This week the American Academy of Pediatrics announced that it is now recommending 400 IU of vitamin D daily for infants and children. This is double the previously recommended amount of 200 IU a day.
This change is based on new clinical trials on vitamin D showing that 400 IU of vitamin D will prevent and treat rickets. The AAP is recommending more vitamin D to prevent other diseases, such as cancer, hearth disease, and diabetes, though there is no conclusive evidence proving that higher levels of vitamin D will prevent these diseases.
Naturally this has gotten people talking about supplements for babies and children. My personal preference is to try to get all the recommended vitamins and minerals from a healthy, varied diet before I start reaching for supplements. In that respect, I think my own family may be all right.
According to the report's co-author, Dr. Frank Greer, children would need to drink four cups of milk a day to meet the new requirement. Dr. Greer, I'd like to introduce you to my lactophile son. Between the copious amounts of milk he guzzles daily and his passion for cheese and yogurt I think we've got it covered, thank you.

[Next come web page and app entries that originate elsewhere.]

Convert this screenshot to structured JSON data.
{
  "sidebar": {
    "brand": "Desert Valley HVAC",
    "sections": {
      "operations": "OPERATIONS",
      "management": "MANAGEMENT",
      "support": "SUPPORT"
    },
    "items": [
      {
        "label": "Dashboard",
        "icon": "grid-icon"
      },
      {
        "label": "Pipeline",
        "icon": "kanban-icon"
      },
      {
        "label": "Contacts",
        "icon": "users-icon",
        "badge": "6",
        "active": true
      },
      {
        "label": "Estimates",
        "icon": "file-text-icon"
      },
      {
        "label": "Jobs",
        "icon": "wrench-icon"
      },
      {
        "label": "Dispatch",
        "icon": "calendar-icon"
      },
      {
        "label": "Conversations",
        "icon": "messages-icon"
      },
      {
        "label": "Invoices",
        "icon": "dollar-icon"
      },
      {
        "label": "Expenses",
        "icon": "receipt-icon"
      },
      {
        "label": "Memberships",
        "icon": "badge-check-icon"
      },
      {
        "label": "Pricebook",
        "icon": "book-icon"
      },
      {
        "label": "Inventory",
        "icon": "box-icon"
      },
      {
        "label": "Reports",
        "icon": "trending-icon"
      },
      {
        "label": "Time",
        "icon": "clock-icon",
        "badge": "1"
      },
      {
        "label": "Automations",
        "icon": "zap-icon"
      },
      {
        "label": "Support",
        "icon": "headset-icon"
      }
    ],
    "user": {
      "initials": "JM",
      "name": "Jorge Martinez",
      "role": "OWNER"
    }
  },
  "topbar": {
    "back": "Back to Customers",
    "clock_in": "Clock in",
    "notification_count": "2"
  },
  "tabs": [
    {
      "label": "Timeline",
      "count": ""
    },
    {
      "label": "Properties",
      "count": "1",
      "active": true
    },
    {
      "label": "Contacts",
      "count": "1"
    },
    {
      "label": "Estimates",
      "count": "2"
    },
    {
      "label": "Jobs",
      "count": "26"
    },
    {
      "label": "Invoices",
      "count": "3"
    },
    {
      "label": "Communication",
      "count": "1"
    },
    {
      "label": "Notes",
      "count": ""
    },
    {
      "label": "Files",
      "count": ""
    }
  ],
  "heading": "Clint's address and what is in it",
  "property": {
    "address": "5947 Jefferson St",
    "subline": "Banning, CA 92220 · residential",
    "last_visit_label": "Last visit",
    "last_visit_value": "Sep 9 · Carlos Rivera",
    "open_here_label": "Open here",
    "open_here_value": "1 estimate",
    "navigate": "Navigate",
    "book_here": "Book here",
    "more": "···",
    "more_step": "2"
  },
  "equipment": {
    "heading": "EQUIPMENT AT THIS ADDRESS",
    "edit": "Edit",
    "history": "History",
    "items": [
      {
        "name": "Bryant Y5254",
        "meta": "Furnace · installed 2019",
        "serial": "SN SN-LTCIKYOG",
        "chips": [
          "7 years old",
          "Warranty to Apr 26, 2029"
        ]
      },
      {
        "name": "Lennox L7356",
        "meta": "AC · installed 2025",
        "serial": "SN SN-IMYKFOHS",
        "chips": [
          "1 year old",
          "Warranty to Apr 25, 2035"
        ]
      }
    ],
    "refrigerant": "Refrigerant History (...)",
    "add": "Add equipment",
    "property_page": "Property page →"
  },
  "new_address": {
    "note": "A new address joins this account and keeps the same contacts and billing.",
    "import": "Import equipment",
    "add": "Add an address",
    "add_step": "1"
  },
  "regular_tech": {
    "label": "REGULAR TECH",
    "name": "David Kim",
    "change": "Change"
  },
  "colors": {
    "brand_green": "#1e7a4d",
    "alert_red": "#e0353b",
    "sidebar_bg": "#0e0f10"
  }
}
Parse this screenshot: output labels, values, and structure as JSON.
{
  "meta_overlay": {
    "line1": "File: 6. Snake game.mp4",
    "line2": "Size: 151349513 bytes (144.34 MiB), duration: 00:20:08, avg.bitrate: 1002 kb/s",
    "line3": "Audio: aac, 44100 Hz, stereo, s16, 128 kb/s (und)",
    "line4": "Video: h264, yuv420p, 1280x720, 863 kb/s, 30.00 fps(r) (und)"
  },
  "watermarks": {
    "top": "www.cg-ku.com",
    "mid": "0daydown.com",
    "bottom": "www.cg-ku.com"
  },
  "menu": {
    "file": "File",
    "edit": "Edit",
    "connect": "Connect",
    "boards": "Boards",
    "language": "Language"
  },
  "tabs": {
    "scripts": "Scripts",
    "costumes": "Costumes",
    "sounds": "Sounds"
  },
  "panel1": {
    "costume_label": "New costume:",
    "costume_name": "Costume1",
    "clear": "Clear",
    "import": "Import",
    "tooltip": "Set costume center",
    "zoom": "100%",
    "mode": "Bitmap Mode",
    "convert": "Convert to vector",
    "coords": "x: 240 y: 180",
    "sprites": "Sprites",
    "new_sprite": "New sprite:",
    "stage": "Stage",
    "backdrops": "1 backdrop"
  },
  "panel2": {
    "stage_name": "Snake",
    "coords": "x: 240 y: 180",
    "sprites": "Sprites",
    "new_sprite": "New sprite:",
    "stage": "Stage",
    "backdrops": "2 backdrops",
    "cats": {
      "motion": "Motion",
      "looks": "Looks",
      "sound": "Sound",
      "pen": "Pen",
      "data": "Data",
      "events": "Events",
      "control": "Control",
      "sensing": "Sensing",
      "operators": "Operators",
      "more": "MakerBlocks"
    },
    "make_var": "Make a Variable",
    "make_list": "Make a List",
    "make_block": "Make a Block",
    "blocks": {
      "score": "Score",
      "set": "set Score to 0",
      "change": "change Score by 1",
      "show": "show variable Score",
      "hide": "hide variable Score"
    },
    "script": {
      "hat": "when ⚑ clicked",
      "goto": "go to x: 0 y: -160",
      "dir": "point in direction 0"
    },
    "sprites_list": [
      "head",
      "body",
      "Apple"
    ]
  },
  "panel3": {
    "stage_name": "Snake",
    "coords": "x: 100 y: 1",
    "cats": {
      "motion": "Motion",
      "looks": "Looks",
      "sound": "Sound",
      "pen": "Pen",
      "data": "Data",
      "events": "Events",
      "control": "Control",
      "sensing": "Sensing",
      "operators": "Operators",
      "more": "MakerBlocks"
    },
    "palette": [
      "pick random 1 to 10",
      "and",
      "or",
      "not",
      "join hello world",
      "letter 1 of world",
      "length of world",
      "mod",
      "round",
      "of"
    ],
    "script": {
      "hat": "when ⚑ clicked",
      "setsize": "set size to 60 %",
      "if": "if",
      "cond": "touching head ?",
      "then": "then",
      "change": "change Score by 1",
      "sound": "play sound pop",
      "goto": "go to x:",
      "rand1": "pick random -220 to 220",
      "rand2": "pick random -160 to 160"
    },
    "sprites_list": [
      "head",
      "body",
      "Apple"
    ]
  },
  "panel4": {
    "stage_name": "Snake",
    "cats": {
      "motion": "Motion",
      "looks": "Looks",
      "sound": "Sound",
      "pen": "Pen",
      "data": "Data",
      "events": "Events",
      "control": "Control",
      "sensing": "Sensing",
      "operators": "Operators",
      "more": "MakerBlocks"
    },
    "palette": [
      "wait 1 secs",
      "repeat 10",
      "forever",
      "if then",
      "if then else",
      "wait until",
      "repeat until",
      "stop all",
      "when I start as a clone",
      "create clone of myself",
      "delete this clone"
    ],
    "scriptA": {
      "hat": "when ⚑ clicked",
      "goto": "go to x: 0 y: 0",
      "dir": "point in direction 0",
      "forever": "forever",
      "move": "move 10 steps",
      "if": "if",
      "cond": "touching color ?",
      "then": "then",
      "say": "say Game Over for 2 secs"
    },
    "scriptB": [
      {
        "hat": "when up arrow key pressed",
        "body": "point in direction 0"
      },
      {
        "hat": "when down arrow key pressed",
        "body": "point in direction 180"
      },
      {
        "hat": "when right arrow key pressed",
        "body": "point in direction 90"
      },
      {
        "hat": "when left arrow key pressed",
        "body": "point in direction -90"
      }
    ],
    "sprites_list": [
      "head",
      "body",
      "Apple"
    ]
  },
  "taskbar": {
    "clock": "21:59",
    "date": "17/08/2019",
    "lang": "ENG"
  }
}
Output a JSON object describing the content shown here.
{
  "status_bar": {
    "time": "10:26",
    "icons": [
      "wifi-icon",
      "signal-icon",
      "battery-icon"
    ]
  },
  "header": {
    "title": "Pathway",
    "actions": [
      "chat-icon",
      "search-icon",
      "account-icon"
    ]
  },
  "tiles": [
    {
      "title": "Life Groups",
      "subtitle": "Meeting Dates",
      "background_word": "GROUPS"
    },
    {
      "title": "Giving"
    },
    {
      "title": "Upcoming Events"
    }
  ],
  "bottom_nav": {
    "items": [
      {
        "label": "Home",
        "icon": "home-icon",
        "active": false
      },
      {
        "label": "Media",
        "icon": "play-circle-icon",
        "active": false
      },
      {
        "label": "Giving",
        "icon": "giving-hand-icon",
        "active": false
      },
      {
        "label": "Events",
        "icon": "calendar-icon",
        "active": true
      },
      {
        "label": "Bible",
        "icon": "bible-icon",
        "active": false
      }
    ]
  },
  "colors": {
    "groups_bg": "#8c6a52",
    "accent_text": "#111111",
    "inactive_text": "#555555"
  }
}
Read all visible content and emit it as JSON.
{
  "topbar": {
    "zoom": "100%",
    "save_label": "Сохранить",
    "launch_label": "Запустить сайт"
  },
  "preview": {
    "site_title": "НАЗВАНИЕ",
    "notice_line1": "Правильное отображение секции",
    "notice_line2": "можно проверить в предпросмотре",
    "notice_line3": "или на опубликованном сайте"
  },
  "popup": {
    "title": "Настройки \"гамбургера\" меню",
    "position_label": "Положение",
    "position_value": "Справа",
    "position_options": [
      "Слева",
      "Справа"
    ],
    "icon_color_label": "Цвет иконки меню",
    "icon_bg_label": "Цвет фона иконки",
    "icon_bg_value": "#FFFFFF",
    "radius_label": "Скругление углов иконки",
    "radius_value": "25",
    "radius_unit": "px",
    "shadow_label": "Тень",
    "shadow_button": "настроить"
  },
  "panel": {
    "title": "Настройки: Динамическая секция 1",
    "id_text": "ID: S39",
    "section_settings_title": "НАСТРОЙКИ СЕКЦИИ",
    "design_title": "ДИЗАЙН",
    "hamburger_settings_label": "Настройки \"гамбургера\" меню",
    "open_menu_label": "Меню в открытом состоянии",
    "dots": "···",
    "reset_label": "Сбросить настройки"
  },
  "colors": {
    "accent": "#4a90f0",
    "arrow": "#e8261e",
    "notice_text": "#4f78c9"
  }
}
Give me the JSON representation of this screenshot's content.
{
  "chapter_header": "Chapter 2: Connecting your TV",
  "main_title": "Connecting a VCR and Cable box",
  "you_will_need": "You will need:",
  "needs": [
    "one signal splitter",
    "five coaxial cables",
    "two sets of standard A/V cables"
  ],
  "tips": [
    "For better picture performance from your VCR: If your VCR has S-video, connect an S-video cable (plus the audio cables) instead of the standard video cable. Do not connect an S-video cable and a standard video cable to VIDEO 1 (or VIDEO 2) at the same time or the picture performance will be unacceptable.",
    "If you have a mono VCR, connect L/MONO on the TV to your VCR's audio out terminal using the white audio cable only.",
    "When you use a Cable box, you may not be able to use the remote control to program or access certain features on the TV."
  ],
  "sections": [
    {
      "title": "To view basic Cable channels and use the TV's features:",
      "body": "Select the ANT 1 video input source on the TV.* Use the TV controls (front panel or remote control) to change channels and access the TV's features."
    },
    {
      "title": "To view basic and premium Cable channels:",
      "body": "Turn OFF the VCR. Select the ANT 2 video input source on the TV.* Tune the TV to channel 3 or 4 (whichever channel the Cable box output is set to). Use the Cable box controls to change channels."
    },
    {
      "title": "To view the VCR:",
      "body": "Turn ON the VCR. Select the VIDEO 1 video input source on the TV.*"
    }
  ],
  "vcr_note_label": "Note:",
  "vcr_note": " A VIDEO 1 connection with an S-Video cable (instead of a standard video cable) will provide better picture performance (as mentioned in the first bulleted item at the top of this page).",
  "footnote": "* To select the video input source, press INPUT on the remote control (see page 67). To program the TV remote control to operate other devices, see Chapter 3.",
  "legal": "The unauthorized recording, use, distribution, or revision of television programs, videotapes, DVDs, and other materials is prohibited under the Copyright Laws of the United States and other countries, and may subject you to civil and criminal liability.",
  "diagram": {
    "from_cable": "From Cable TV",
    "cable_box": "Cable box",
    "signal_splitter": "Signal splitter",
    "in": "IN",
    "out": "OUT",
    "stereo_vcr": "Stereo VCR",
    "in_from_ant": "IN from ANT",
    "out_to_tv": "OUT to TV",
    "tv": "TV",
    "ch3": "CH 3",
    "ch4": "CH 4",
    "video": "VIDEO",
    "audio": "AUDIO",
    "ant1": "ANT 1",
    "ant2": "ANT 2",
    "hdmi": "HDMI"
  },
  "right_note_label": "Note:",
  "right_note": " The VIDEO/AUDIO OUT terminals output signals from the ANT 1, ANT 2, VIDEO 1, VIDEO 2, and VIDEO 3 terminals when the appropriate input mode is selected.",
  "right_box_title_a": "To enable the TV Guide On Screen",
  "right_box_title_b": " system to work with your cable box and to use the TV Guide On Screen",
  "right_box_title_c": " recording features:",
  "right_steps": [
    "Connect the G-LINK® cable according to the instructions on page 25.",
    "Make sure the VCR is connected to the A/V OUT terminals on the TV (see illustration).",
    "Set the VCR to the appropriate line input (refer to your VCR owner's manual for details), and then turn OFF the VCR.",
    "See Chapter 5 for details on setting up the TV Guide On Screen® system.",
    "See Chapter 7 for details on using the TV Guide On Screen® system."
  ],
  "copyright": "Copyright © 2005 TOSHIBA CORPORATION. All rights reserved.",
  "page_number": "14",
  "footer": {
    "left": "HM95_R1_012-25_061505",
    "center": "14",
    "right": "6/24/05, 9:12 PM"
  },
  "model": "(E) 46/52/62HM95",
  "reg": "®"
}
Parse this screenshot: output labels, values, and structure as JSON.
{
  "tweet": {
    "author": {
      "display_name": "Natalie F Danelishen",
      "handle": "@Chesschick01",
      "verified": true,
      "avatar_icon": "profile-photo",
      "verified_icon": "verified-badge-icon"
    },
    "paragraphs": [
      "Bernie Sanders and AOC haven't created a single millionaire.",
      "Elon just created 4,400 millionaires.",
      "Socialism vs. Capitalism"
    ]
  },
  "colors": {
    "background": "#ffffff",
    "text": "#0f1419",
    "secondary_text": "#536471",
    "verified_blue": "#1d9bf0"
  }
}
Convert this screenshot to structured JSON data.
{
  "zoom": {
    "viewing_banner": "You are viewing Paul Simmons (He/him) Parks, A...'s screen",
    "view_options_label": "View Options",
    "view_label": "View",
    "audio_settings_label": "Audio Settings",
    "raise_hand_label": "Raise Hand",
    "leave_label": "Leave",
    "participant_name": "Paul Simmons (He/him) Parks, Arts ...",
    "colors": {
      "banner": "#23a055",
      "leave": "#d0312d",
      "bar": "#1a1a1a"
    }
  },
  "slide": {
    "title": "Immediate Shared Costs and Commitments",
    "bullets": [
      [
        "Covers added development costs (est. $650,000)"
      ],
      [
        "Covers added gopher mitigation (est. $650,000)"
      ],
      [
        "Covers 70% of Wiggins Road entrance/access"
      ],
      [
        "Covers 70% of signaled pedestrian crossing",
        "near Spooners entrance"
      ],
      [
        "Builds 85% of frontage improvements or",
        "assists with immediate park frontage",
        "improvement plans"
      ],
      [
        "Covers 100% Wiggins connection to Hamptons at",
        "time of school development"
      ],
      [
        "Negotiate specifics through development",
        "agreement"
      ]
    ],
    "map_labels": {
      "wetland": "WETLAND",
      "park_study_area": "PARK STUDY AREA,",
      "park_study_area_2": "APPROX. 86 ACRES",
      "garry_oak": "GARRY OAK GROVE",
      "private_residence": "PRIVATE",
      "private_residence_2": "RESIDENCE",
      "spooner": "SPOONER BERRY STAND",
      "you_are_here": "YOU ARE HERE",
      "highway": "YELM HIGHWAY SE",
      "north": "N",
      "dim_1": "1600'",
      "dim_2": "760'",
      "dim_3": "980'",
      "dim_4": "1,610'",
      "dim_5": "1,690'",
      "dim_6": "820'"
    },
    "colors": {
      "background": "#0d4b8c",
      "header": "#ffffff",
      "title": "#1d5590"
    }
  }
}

The AAP is particularly concerned that breast milk may be especially low in mothers who are themselves vitamin D deficient. They are recommending supplements for breast-fed babies, which frustrates me a little (ever try giving a baby vitamin or mineral supplements?). I wish researchers could put greater focus on improving the nutrition of pregnant and nursing mothers.
If your child cannot or will not drink milk supplements may be a good idea. However, there are other good sources of vitamin D, such as egg yolks and oily fish (mackerel, tuna). Check out this list of foods high in vitamin D from Nutrition Data.com.
I'm just saying... let's take a breath, talk to our pediatricians, and think a moment before we go crazy with the supplements.
More news stories on the AAP's new recommendation for vitamin D